Arthritis Rheumatol. 2020 Sep 23. doi: 10.1002/art.41414. Online ahead of print.

Jing Cui 1, Soumya Raychaudhuri 1, Elizabeth W Karlson 1, Cameron Speyer 1, Susan Malspeis 1, Hongshu Guan 1, Jeffrey A Sparks 1, Hongru Ni 1, Xinyi Liu 1, Emma Stevens 1, Jessica N Williams 1, Emma E Davenport 1, Rachel Knevel 2, Karen H Costenbader 1

Author Information

1 Brigham and Women's Hospital and Harvard Medical School, Boston, Massachusetts.

2 Brigham and Women's Hospital and Harvard Medical School, Boston, Massachusetts, and Leiden University Medical Center, Leiden, The Netherlands.


Objective: To identify interactions between genetic factors and current or recent smoking in relation to risk of developing systemic lupus erythematosus (SLE).

Methods: For the study, 673 patients with SLE (diagnosed according to the American College of Rheumatology 1997 updated classification criteria) were matched by age, sex, and race (first 3 genetic principal components) to 3,272 control subjects without a history of connective tissue disease. Smoking status was classified as current smoking/having recently quit smoking within 4 years before diagnosis (or matched index date for controls) versus distant past/never smoking. In total, 86 single-nucleotide polymorphisms and 10 classic HLA alleles previously associated with SLE were included in a weighted genetic risk score (wGRS), with scores dichotomized as either low or high based on the median value in control subjects (low wGRS being defined as less than or equal to the control median; high wGRS being defined as greater than the control median). Conditional logistic regression models were used to estimate both the risk of SLE and risk of anti-double-stranded DNA autoantibody-positive (dsDNA+) SLE. Additive interactions were assessed using the attributable proportion (AP) due to interaction, and multiplicative interactions were assessed using a chi-square test (with 1 degree of freedom) for the wGRS and for individual risk alleles. Separate repeated analyses were carried out among subjects of European ancestry only.

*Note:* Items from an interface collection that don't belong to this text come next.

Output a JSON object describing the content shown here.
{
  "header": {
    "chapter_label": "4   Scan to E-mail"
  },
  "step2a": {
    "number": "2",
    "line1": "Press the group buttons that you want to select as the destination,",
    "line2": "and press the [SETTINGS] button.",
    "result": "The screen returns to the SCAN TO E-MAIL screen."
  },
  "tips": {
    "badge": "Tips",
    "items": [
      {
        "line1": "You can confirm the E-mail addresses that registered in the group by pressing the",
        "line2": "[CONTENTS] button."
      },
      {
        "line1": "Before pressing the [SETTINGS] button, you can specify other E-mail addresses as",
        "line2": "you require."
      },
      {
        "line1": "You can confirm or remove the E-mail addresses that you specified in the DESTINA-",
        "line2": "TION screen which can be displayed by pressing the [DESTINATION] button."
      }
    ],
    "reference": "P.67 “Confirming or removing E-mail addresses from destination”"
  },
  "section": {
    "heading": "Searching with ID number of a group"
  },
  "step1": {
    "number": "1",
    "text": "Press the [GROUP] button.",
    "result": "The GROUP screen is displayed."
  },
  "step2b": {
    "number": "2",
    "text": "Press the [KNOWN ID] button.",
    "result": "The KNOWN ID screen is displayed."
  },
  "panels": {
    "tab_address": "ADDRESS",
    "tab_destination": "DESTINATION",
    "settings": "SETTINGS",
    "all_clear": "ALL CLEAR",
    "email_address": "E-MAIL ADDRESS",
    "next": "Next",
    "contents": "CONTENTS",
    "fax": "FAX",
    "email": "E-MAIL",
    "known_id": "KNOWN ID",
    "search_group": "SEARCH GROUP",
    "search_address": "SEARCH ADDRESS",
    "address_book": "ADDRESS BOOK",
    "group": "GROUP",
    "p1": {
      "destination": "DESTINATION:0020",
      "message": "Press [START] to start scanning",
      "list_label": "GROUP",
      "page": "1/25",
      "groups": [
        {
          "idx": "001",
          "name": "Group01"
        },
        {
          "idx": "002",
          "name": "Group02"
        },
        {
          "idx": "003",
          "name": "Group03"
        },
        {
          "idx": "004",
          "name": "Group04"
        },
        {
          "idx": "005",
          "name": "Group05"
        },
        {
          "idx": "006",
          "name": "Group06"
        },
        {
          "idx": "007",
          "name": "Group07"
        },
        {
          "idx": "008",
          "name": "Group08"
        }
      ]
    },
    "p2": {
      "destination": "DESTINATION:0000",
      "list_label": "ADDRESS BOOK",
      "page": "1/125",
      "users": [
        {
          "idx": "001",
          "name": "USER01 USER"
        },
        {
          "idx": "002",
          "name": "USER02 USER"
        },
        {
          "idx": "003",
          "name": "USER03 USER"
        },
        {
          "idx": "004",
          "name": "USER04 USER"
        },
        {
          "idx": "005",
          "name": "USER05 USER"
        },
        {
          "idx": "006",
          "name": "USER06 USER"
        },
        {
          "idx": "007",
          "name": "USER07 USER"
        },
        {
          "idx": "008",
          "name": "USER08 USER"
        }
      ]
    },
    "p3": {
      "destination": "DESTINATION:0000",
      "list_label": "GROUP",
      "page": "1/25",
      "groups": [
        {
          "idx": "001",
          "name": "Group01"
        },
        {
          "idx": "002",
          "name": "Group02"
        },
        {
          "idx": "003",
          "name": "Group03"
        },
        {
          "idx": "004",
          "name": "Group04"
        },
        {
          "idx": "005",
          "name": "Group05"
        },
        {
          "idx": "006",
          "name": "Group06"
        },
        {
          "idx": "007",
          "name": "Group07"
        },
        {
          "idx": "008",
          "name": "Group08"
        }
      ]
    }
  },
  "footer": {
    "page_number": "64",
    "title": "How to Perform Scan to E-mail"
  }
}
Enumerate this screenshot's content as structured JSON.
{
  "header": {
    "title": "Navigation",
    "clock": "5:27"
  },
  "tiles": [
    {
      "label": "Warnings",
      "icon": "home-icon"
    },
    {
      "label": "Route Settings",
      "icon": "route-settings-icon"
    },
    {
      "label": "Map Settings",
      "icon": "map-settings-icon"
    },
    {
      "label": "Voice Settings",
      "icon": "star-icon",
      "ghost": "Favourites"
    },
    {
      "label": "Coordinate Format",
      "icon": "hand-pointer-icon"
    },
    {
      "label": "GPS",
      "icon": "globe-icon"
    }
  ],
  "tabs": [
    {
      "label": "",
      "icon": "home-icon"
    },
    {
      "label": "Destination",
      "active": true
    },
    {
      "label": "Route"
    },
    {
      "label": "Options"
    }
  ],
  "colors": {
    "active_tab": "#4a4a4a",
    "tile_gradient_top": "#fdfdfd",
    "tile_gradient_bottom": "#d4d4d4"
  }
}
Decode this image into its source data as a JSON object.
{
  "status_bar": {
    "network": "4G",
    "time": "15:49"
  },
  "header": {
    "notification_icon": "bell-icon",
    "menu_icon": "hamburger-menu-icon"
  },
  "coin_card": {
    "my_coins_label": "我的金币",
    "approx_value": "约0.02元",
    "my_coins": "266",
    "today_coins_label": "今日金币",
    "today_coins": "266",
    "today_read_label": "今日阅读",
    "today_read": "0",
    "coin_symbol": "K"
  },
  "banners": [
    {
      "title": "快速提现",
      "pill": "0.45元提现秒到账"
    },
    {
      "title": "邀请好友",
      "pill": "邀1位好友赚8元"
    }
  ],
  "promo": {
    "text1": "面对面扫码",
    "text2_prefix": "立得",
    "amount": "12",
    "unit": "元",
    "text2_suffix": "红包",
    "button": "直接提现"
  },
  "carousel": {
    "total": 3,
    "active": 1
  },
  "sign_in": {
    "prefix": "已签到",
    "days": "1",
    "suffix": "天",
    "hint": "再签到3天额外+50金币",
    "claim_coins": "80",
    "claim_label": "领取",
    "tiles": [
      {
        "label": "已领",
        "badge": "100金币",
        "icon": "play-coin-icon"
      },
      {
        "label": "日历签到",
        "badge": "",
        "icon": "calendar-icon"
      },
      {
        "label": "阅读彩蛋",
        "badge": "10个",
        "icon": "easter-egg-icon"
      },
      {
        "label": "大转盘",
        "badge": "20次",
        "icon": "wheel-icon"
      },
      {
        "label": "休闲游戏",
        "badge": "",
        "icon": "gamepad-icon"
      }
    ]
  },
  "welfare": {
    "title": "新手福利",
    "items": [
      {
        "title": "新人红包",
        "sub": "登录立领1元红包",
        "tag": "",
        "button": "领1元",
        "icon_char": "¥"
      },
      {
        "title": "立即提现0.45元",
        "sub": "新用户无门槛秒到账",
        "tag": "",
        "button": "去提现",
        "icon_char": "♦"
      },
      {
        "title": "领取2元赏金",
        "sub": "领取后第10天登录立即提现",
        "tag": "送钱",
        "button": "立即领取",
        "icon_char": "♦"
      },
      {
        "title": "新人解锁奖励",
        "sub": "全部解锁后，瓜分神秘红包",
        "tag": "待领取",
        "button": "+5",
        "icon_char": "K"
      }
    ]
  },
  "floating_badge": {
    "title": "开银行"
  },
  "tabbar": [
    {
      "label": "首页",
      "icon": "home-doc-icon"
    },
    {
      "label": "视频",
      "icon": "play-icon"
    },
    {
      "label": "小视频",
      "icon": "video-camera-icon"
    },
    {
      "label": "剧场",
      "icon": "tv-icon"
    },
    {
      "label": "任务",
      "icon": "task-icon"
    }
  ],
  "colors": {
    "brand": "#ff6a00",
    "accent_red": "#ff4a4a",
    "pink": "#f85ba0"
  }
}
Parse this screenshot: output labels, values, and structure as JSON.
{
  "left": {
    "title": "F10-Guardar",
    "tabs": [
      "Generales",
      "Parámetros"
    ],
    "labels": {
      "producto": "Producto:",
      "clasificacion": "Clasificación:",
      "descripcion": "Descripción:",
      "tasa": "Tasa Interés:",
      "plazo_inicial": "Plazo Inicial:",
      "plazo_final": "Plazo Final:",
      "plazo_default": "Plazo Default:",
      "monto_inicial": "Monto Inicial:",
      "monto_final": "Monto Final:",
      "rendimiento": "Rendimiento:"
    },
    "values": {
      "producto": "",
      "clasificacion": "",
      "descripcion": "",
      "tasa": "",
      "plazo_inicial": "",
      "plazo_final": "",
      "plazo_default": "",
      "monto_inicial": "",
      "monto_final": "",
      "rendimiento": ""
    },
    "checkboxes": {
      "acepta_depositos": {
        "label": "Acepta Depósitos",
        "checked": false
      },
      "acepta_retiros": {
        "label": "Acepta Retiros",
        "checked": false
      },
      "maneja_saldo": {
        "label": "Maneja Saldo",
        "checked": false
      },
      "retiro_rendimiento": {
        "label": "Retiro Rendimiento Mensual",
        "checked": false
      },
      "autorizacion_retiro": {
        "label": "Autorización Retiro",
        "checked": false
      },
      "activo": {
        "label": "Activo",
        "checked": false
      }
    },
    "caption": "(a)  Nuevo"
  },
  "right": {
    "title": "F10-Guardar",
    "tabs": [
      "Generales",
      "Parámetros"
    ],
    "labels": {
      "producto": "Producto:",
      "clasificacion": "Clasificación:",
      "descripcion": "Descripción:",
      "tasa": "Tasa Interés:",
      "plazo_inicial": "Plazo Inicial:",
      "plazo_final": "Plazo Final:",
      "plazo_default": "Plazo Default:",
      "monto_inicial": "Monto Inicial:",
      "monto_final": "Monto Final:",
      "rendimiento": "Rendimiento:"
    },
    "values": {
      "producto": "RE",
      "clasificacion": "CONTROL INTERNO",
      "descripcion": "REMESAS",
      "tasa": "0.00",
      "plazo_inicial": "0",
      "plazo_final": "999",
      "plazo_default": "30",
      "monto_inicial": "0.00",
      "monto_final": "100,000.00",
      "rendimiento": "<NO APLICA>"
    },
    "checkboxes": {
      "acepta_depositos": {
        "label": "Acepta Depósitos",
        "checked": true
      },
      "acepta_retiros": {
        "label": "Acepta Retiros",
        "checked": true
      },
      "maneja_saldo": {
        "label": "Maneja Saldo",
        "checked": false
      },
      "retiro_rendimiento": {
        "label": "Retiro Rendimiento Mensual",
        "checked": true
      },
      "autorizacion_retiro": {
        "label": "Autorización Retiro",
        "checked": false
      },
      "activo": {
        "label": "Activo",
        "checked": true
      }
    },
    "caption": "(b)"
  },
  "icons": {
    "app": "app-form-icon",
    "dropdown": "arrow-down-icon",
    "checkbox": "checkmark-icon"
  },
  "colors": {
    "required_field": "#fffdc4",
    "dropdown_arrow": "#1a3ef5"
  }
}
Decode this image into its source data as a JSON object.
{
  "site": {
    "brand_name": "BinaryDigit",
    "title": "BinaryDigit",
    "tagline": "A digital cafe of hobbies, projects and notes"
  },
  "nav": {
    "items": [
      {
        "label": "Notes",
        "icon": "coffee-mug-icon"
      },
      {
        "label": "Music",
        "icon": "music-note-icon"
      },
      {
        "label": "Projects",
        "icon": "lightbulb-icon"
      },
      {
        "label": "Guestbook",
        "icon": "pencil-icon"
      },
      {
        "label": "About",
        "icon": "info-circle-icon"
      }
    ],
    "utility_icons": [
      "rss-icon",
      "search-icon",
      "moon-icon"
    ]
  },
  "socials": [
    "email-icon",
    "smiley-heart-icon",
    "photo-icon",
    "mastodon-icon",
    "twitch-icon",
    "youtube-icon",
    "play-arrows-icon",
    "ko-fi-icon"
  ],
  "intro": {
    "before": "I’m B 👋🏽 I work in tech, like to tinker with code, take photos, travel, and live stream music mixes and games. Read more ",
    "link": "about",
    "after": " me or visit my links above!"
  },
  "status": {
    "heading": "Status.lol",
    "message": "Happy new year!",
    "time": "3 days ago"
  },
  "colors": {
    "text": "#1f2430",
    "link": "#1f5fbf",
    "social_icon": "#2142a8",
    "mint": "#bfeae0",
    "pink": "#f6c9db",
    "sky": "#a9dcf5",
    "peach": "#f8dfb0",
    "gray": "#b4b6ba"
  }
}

Results: The mean ± SD age of the SLE patients at the time of diagnosis was 36.4 ± 15.3 years. Among the 673 SLE patients included, 92.3% were female and 59.3% were dsDNA+. Ethnic distributions were as follows: 75.6% of European ancestry, 4.5% of Asian ancestry, 11.7% of African ancestry, and 8.2% classified as other ancestry. A high wGRS (odds ratio [OR] 2.0, P = 1.0 × 10-51versus low wGRS) and a status of current/recent smoking (OR 1.5, P = 0.0003 versus distant past/never smoking) were strongly associated with SLE risk, with significant additive interaction (AP 0.33, P = 0.0012), and associations with the risk of anti-dsDNA+ SLE were even stronger. No significant multiplicative interactions with the total wGRS (P = 0.58) or with the HLA-only wGRS (P = 0.06) were found. Findings were similar in analyses restricted to only subjects of European ancestry.

Conclusion: The strong additive interaction between an updated SLE genetic risk score and current/recent smoking suggests that smoking may influence specific genes in the pathogenesis of SLE.